WHAT THIS TASK INVOLVES:
Gather every line from the entries below that includes "marketing".

┌─ WORKING DATA

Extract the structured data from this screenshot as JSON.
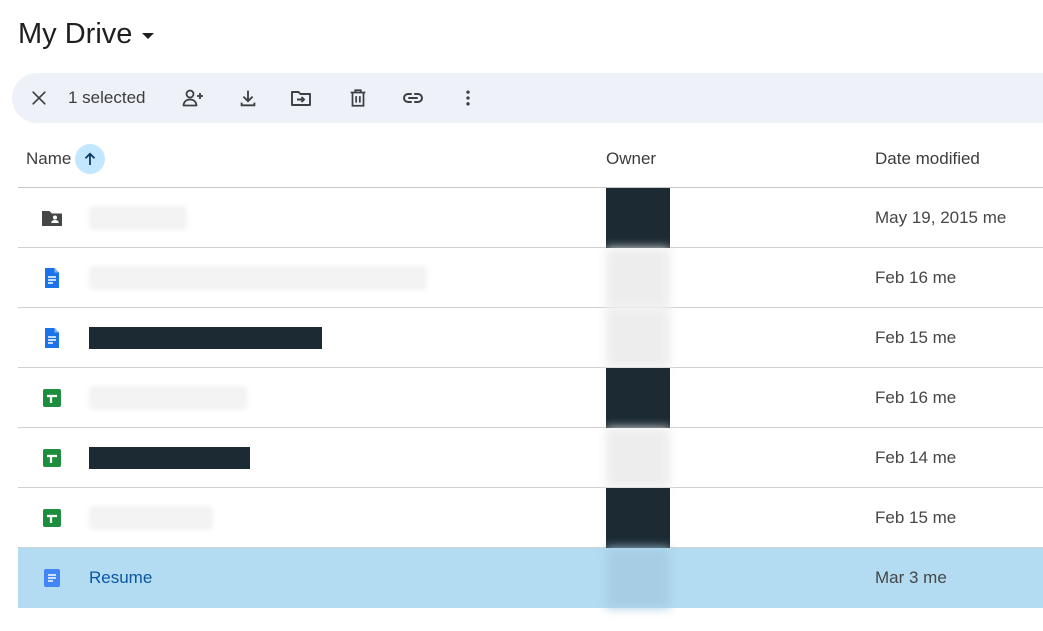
{
  "header": {
    "title": "My Drive"
  },
  "toolbar": {
    "selected_label": "1 selected"
  },
  "columns": {
    "name": "Name",
    "owner": "Owner",
    "date_modified": "Date modified"
  },
  "files": [
    {
      "type": "shared-folder",
      "name": "",
      "redacted": true,
      "date": "May 19, 2015 me"
    },
    {
      "type": "doc",
      "name": "",
      "redacted": true,
      "date": "Feb 16 me"
    },
    {
      "type": "doc",
      "name": "",
      "redacted": true,
      "date": "Feb 15 me"
    },
    {
      "type": "sheet",
      "name": "",
      "redacted": true,
      "date": "Feb 16 me"
    },
    {
      "type": "sheet",
      "name": "",
      "redacted": true,
      "date": "Feb 14 me"
    },
    {
      "type": "sheet",
      "name": "",
      "redacted": true,
      "date": "Feb 15 me"
    },
    {
      "type": "doc",
      "name": "Resume",
      "redacted": false,
      "selected": true,
      "date": "Mar 3 me"
    }
  ],
  "icons": {
    "toolbar": [
      "close-icon",
      "share-icon",
      "download-icon",
      "move-icon",
      "trash-icon",
      "link-icon",
      "more-vert-icon"
    ],
    "sort": "arrow-up-icon",
    "file_types": {
      "shared-folder": "shared-folder-icon",
      "doc": "docs-icon",
      "sheet": "sheets-icon"
    }
  },
  "colors": {
    "selected_row": "#b3dcf2",
    "toolbar_bg": "#eef2f8",
    "sort_highlight": "#c2e7ff",
    "docs_blue": "#1a73e8",
    "sheets_green": "#1e8e3e",
    "redaction": "#1b2a33"
  }
}
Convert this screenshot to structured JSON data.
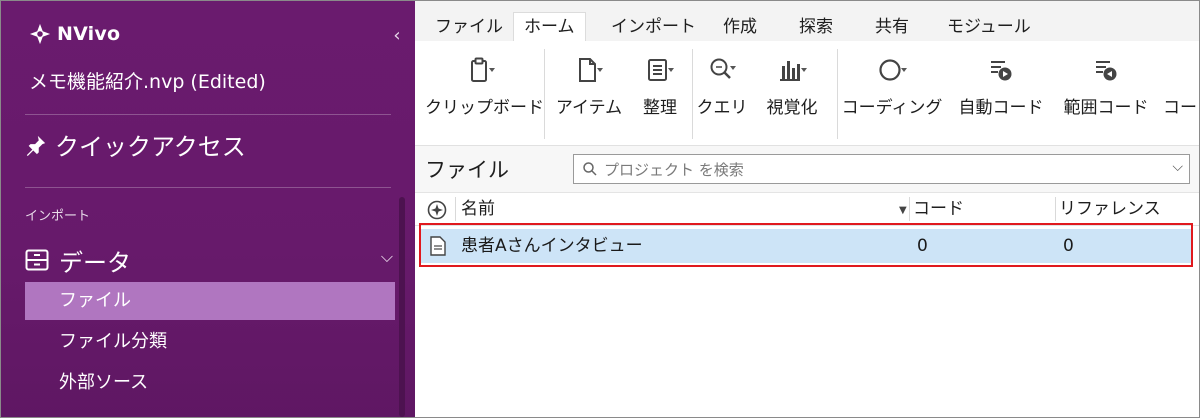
{
  "app": {
    "name": "NVivo",
    "project": "メモ機能紹介.nvp (Edited)"
  },
  "sidebar": {
    "quick_access": "クイックアクセス",
    "section_import": "インポート",
    "data_group": "データ",
    "items": [
      {
        "label": "ファイル",
        "active": true
      },
      {
        "label": "ファイル分類",
        "active": false
      },
      {
        "label": "外部ソース",
        "active": false
      }
    ]
  },
  "tabs": [
    "ファイル",
    "ホーム",
    "インポート",
    "作成",
    "探索",
    "共有",
    "モジュール"
  ],
  "active_tab": "ホーム",
  "ribbon": {
    "clipboard": "クリップボード",
    "item": "アイテム",
    "organize": "整理",
    "query": "クエリ",
    "visualize": "視覚化",
    "coding": "コーディング",
    "auto_code": "自動コード",
    "range_code": "範囲コード",
    "overflow": "コー"
  },
  "panel": {
    "title": "ファイル",
    "search_placeholder": "プロジェクト を検索"
  },
  "table": {
    "headers": {
      "name": "名前",
      "code": "コード",
      "reference": "リファレンス"
    },
    "rows": [
      {
        "name": "患者Aさんインタビュー",
        "code": "0",
        "reference": "0"
      }
    ]
  },
  "colors": {
    "sidebar_bg": "#6a1b6e",
    "active_nav": "#b076c0",
    "row_selected": "#cde4f7",
    "highlight": "#e0191e"
  }
}
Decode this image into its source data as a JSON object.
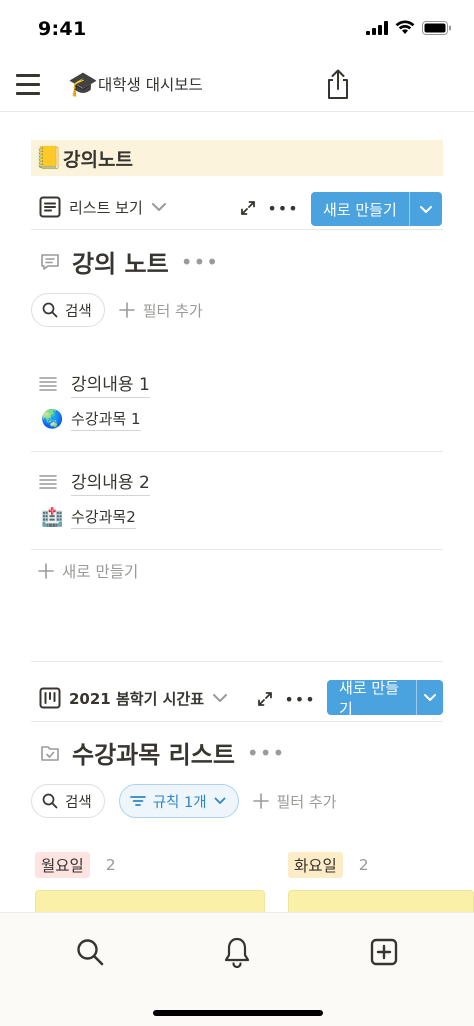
{
  "status_bar": {
    "time": "9:41"
  },
  "nav": {
    "page_emoji": "🎓",
    "page_title": "대학생 대시보드"
  },
  "banner": {
    "emoji": "📒",
    "title": "강의노트"
  },
  "db1": {
    "view_label": "리스트 보기",
    "new_label": "새로 만들기",
    "title": "강의 노트",
    "more": "•••",
    "search_label": "검색",
    "add_filter_label": "필터 추가",
    "items": [
      {
        "title": "강의내용 1",
        "prop_emoji": "🌏",
        "prop_text": "수강과목 1"
      },
      {
        "title": "강의내용 2",
        "prop_emoji": "🏥",
        "prop_text": "수강과목2"
      }
    ],
    "add_row_label": "새로 만들기"
  },
  "db2": {
    "view_label": "2021 봄학기 시간표",
    "new_label": "새로 만들기",
    "title": "수강과목 리스트",
    "more": "•••",
    "search_label": "검색",
    "rule_label": "규칙 1개",
    "add_filter_label": "필터 추가",
    "columns": [
      {
        "label": "월요일",
        "count": "2",
        "color": "#fde3e1"
      },
      {
        "label": "화요일",
        "count": "2",
        "color": "#fdecc8"
      }
    ]
  },
  "colors": {
    "accent": "#4aa3df",
    "banner_bg": "#fbf3db",
    "card_bg": "#fbf0a8"
  },
  "bottom_bar": {
    "icons": [
      "search-icon",
      "bell-icon",
      "add-page-icon"
    ]
  }
}
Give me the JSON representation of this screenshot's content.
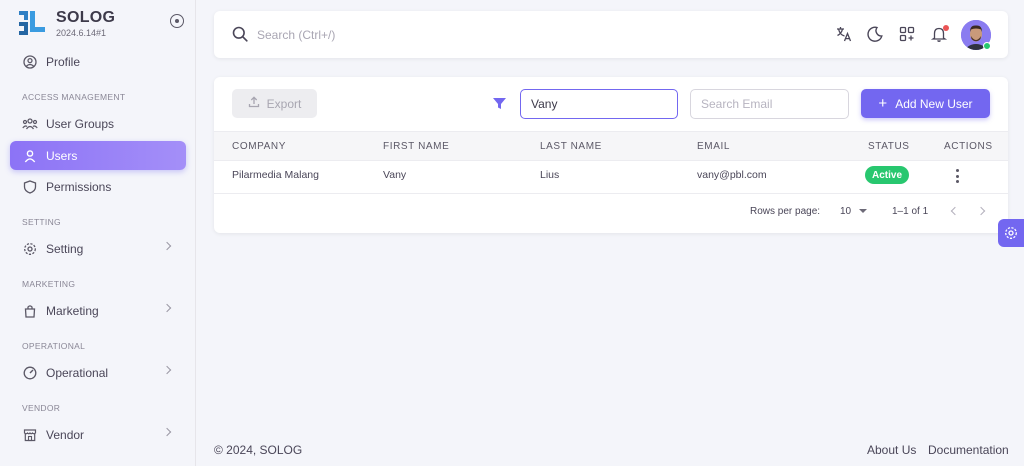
{
  "brand": {
    "name": "SOLOG",
    "version": "2024.6.14#1"
  },
  "sidebar": {
    "profile": "Profile",
    "sections": {
      "access": "ACCESS MANAGEMENT",
      "setting": "SETTING",
      "marketing": "MARKETING",
      "operational": "OPERATIONAL",
      "vendor": "VENDOR"
    },
    "items": {
      "user_groups": "User Groups",
      "users": "Users",
      "permissions": "Permissions",
      "setting": "Setting",
      "marketing": "Marketing",
      "operational": "Operational",
      "vendor": "Vendor"
    }
  },
  "topbar": {
    "search_placeholder": "Search (Ctrl+/)"
  },
  "toolbar": {
    "export_label": "Export",
    "name_filter_value": "Vany",
    "email_placeholder": "Search Email",
    "add_label": "Add New User"
  },
  "table": {
    "headers": {
      "company": "COMPANY",
      "first_name": "FIRST NAME",
      "last_name": "LAST NAME",
      "email": "EMAIL",
      "status": "STATUS",
      "actions": "ACTIONS"
    },
    "rows": [
      {
        "company": "Pilarmedia Malang",
        "first_name": "Vany",
        "last_name": "Lius",
        "email": "vany@pbl.com",
        "status": "Active"
      }
    ]
  },
  "pagination": {
    "rows_per_page_label": "Rows per page:",
    "rows_per_page": "10",
    "range": "1–1 of 1"
  },
  "footer": {
    "copyright": "© 2024, SOLOG",
    "about": "About Us",
    "docs": "Documentation"
  },
  "colors": {
    "primary": "#7367f0",
    "success": "#28c76f",
    "danger": "#ea5455"
  }
}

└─

OUTPUT OF THE EXERCISE:
      "marketing": "MARKETING",
      "marketing": "Marketing",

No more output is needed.